┌──

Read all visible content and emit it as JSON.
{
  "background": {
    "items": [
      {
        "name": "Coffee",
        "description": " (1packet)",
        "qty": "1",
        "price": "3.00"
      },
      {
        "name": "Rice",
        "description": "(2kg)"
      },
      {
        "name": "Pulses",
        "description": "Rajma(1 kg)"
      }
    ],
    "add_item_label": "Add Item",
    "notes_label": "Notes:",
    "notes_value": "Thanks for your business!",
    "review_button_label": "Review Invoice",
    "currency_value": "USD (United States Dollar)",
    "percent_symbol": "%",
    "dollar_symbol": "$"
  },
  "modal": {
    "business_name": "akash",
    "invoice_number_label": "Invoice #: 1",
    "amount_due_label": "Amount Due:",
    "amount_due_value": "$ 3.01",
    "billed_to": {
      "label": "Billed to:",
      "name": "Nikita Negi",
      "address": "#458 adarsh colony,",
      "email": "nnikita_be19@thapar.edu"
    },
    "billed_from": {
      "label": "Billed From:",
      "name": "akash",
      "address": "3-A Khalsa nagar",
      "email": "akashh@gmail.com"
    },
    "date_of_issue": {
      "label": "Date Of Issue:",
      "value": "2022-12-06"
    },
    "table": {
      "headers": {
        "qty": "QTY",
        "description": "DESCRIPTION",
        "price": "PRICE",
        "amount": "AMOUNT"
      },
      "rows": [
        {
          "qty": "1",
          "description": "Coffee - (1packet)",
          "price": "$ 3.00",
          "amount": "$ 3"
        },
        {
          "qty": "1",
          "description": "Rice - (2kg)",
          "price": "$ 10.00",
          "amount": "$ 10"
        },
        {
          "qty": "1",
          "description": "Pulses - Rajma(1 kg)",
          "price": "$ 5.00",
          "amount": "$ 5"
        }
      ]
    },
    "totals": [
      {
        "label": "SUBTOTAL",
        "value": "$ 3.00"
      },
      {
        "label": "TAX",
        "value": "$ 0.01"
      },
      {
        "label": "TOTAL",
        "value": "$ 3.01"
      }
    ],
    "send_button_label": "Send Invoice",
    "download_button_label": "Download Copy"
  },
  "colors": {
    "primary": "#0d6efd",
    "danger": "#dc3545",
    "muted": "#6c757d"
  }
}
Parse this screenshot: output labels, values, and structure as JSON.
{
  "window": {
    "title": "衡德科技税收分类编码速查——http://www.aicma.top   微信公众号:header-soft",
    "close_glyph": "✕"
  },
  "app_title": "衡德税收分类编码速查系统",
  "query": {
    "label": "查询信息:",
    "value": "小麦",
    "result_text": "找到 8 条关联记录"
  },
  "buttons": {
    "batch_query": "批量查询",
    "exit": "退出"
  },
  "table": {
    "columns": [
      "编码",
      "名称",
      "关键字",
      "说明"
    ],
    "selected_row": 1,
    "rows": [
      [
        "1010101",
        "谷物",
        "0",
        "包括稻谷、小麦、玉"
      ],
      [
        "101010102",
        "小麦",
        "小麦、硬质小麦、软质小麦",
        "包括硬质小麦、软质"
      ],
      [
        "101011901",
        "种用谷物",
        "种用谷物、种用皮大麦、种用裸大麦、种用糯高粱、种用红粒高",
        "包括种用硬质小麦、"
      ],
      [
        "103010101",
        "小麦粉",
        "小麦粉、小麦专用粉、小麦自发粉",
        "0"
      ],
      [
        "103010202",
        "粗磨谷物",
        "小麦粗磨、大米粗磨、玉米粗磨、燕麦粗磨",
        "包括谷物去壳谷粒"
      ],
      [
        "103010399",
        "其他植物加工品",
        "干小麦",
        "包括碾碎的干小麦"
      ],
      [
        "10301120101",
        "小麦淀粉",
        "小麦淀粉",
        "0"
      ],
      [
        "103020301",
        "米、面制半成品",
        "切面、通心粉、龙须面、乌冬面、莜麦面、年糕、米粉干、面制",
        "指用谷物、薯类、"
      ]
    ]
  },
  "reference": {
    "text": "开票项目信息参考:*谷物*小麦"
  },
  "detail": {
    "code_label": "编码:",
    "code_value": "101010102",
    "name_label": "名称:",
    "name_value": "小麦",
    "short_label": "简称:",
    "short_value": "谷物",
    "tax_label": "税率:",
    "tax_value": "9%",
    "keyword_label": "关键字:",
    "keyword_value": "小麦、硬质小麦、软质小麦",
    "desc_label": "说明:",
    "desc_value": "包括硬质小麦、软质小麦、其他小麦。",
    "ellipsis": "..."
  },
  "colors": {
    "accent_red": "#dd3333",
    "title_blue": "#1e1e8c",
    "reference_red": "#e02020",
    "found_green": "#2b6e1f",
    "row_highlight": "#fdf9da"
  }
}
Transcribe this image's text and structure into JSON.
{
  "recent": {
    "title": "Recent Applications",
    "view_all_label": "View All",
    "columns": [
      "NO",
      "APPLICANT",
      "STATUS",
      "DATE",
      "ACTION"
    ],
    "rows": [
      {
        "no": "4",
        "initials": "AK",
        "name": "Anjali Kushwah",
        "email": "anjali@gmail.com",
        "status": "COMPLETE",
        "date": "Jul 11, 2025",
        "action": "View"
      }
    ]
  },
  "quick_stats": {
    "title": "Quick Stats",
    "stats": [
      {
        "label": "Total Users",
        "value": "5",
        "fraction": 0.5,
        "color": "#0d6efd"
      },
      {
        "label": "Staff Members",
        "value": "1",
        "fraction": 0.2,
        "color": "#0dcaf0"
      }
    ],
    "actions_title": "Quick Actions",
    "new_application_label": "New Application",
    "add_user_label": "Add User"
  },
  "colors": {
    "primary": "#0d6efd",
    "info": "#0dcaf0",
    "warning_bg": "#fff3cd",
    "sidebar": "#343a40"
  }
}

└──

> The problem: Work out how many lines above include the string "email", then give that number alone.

> Result of this exercise: 3